Exercise: Leave every picture behind and copy the rest of the entries below exactly.

Material provided START

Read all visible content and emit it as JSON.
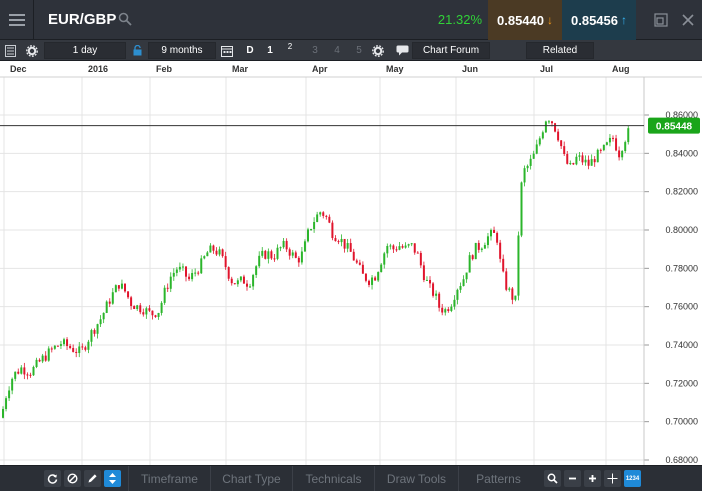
{
  "header": {
    "symbol": "EUR/GBP",
    "change_pct": "21.32%",
    "sell_price": "0.85440",
    "buy_price": "0.85456",
    "colors": {
      "sell_bg": "#4b3a24",
      "buy_bg": "#1d3d4d",
      "change": "#31d138",
      "sell_arrow": "#f39a1c",
      "buy_arrow": "#35b4f2"
    }
  },
  "toolbar": {
    "interval": "1 day",
    "range": "9 months",
    "period_d": "D",
    "period_1": "1",
    "period_2": "2",
    "period_3": "3",
    "period_4": "4",
    "period_5": "5",
    "chart_forum": "Chart Forum",
    "related": "Related"
  },
  "bottom": {
    "tabs": [
      "Timeframe",
      "Chart Type",
      "Technicals",
      "Draw Tools",
      "Patterns"
    ],
    "scale_badge": "1234"
  },
  "chart_data": {
    "type": "candlestick",
    "x_labels": [
      "Dec",
      "2016",
      "Feb",
      "Mar",
      "Apr",
      "May",
      "Jun",
      "Jul",
      "Aug"
    ],
    "y_ticks": [
      "0.86000",
      "0.84000",
      "0.82000",
      "0.80000",
      "0.78000",
      "0.76000",
      "0.74000",
      "0.72000",
      "0.70000",
      "0.68000"
    ],
    "ylim": [
      0.676,
      0.866
    ],
    "current_price": "0.85448",
    "current_value": 0.85448,
    "up_color": "#2bb52b",
    "down_color": "#e0142c",
    "price_label_color": "#1aa51a",
    "path": [
      [
        0,
        0.702
      ],
      [
        6,
        0.716
      ],
      [
        12,
        0.724
      ],
      [
        20,
        0.728
      ],
      [
        30,
        0.726
      ],
      [
        40,
        0.732
      ],
      [
        52,
        0.738
      ],
      [
        60,
        0.741
      ],
      [
        72,
        0.738
      ],
      [
        80,
        0.736
      ],
      [
        90,
        0.746
      ],
      [
        100,
        0.754
      ],
      [
        110,
        0.765
      ],
      [
        118,
        0.772
      ],
      [
        124,
        0.768
      ],
      [
        130,
        0.762
      ],
      [
        136,
        0.76
      ],
      [
        142,
        0.759
      ],
      [
        150,
        0.756
      ],
      [
        158,
        0.758
      ],
      [
        164,
        0.768
      ],
      [
        170,
        0.776
      ],
      [
        176,
        0.78
      ],
      [
        182,
        0.778
      ],
      [
        188,
        0.774
      ],
      [
        194,
        0.778
      ],
      [
        200,
        0.782
      ],
      [
        206,
        0.788
      ],
      [
        212,
        0.79
      ],
      [
        218,
        0.788
      ],
      [
        224,
        0.782
      ],
      [
        230,
        0.774
      ],
      [
        236,
        0.772
      ],
      [
        242,
        0.774
      ],
      [
        248,
        0.772
      ],
      [
        254,
        0.78
      ],
      [
        260,
        0.786
      ],
      [
        266,
        0.788
      ],
      [
        272,
        0.786
      ],
      [
        278,
        0.79
      ],
      [
        284,
        0.792
      ],
      [
        290,
        0.788
      ],
      [
        296,
        0.784
      ],
      [
        302,
        0.788
      ],
      [
        308,
        0.8
      ],
      [
        314,
        0.806
      ],
      [
        320,
        0.81
      ],
      [
        326,
        0.806
      ],
      [
        332,
        0.798
      ],
      [
        338,
        0.796
      ],
      [
        344,
        0.792
      ],
      [
        350,
        0.788
      ],
      [
        356,
        0.782
      ],
      [
        362,
        0.776
      ],
      [
        368,
        0.774
      ],
      [
        374,
        0.776
      ],
      [
        380,
        0.784
      ],
      [
        386,
        0.792
      ],
      [
        392,
        0.79
      ],
      [
        398,
        0.792
      ],
      [
        404,
        0.79
      ],
      [
        410,
        0.792
      ],
      [
        416,
        0.788
      ],
      [
        422,
        0.778
      ],
      [
        428,
        0.77
      ],
      [
        434,
        0.766
      ],
      [
        438,
        0.76
      ],
      [
        444,
        0.758
      ],
      [
        450,
        0.762
      ],
      [
        456,
        0.77
      ],
      [
        462,
        0.774
      ],
      [
        468,
        0.784
      ],
      [
        474,
        0.79
      ],
      [
        480,
        0.792
      ],
      [
        486,
        0.796
      ],
      [
        492,
        0.798
      ],
      [
        496,
        0.796
      ],
      [
        500,
        0.78
      ],
      [
        504,
        0.772
      ],
      [
        510,
        0.766
      ],
      [
        516,
        0.762
      ],
      [
        518,
        0.812
      ],
      [
        522,
        0.83
      ],
      [
        528,
        0.834
      ],
      [
        534,
        0.84
      ],
      [
        540,
        0.85
      ],
      [
        546,
        0.86
      ],
      [
        552,
        0.856
      ],
      [
        558,
        0.848
      ],
      [
        564,
        0.836
      ],
      [
        570,
        0.832
      ],
      [
        576,
        0.838
      ],
      [
        582,
        0.836
      ],
      [
        588,
        0.834
      ],
      [
        594,
        0.838
      ],
      [
        600,
        0.84
      ],
      [
        606,
        0.844
      ],
      [
        612,
        0.848
      ],
      [
        618,
        0.84
      ],
      [
        624,
        0.848
      ],
      [
        630,
        0.853
      ]
    ]
  }
}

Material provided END

Task output:
Read all visible content and emit it as JSON.
{
  "header": {
    "symbol": "EUR/GBP",
    "change_pct": "21.32%",
    "sell_price": "0.85440",
    "buy_price": "0.85456",
    "colors": {
      "sell_bg": "#4b3a24",
      "buy_bg": "#1d3d4d",
      "change": "#31d138",
      "sell_arrow": "#f39a1c",
      "buy_arrow": "#35b4f2"
    }
  },
  "toolbar": {
    "interval": "1 day",
    "range": "9 months",
    "period_d": "D",
    "period_1": "1",
    "period_2": "2",
    "period_3": "3",
    "period_4": "4",
    "period_5": "5",
    "chart_forum": "Chart Forum",
    "related": "Related"
  },
  "bottom": {
    "tabs": [
      "Timeframe",
      "Chart Type",
      "Technicals",
      "Draw Tools",
      "Patterns"
    ],
    "scale_badge": "1234"
  },
  "chart_data": {
    "type": "candlestick",
    "x_labels": [
      "Dec",
      "2016",
      "Feb",
      "Mar",
      "Apr",
      "May",
      "Jun",
      "Jul",
      "Aug"
    ],
    "y_ticks": [
      "0.86000",
      "0.84000",
      "0.82000",
      "0.80000",
      "0.78000",
      "0.76000",
      "0.74000",
      "0.72000",
      "0.70000",
      "0.68000"
    ],
    "ylim": [
      0.676,
      0.866
    ],
    "current_price": "0.85448",
    "current_value": 0.85448,
    "up_color": "#2bb52b",
    "down_color": "#e0142c",
    "price_label_color": "#1aa51a",
    "path": [
      [
        0,
        0.702
      ],
      [
        6,
        0.716
      ],
      [
        12,
        0.724
      ],
      [
        20,
        0.728
      ],
      [
        30,
        0.726
      ],
      [
        40,
        0.732
      ],
      [
        52,
        0.738
      ],
      [
        60,
        0.741
      ],
      [
        72,
        0.738
      ],
      [
        80,
        0.736
      ],
      [
        90,
        0.746
      ],
      [
        100,
        0.754
      ],
      [
        110,
        0.765
      ],
      [
        118,
        0.772
      ],
      [
        124,
        0.768
      ],
      [
        130,
        0.762
      ],
      [
        136,
        0.76
      ],
      [
        142,
        0.759
      ],
      [
        150,
        0.756
      ],
      [
        158,
        0.758
      ],
      [
        164,
        0.768
      ],
      [
        170,
        0.776
      ],
      [
        176,
        0.78
      ],
      [
        182,
        0.778
      ],
      [
        188,
        0.774
      ],
      [
        194,
        0.778
      ],
      [
        200,
        0.782
      ],
      [
        206,
        0.788
      ],
      [
        212,
        0.79
      ],
      [
        218,
        0.788
      ],
      [
        224,
        0.782
      ],
      [
        230,
        0.774
      ],
      [
        236,
        0.772
      ],
      [
        242,
        0.774
      ],
      [
        248,
        0.772
      ],
      [
        254,
        0.78
      ],
      [
        260,
        0.786
      ],
      [
        266,
        0.788
      ],
      [
        272,
        0.786
      ],
      [
        278,
        0.79
      ],
      [
        284,
        0.792
      ],
      [
        290,
        0.788
      ],
      [
        296,
        0.784
      ],
      [
        302,
        0.788
      ],
      [
        308,
        0.8
      ],
      [
        314,
        0.806
      ],
      [
        320,
        0.81
      ],
      [
        326,
        0.806
      ],
      [
        332,
        0.798
      ],
      [
        338,
        0.796
      ],
      [
        344,
        0.792
      ],
      [
        350,
        0.788
      ],
      [
        356,
        0.782
      ],
      [
        362,
        0.776
      ],
      [
        368,
        0.774
      ],
      [
        374,
        0.776
      ],
      [
        380,
        0.784
      ],
      [
        386,
        0.792
      ],
      [
        392,
        0.79
      ],
      [
        398,
        0.792
      ],
      [
        404,
        0.79
      ],
      [
        410,
        0.792
      ],
      [
        416,
        0.788
      ],
      [
        422,
        0.778
      ],
      [
        428,
        0.77
      ],
      [
        434,
        0.766
      ],
      [
        438,
        0.76
      ],
      [
        444,
        0.758
      ],
      [
        450,
        0.762
      ],
      [
        456,
        0.77
      ],
      [
        462,
        0.774
      ],
      [
        468,
        0.784
      ],
      [
        474,
        0.79
      ],
      [
        480,
        0.792
      ],
      [
        486,
        0.796
      ],
      [
        492,
        0.798
      ],
      [
        496,
        0.796
      ],
      [
        500,
        0.78
      ],
      [
        504,
        0.772
      ],
      [
        510,
        0.766
      ],
      [
        516,
        0.762
      ],
      [
        518,
        0.812
      ],
      [
        522,
        0.83
      ],
      [
        528,
        0.834
      ],
      [
        534,
        0.84
      ],
      [
        540,
        0.85
      ],
      [
        546,
        0.86
      ],
      [
        552,
        0.856
      ],
      [
        558,
        0.848
      ],
      [
        564,
        0.836
      ],
      [
        570,
        0.832
      ],
      [
        576,
        0.838
      ],
      [
        582,
        0.836
      ],
      [
        588,
        0.834
      ],
      [
        594,
        0.838
      ],
      [
        600,
        0.84
      ],
      [
        606,
        0.844
      ],
      [
        612,
        0.848
      ],
      [
        618,
        0.84
      ],
      [
        624,
        0.848
      ],
      [
        630,
        0.853
      ]
    ]
  }
}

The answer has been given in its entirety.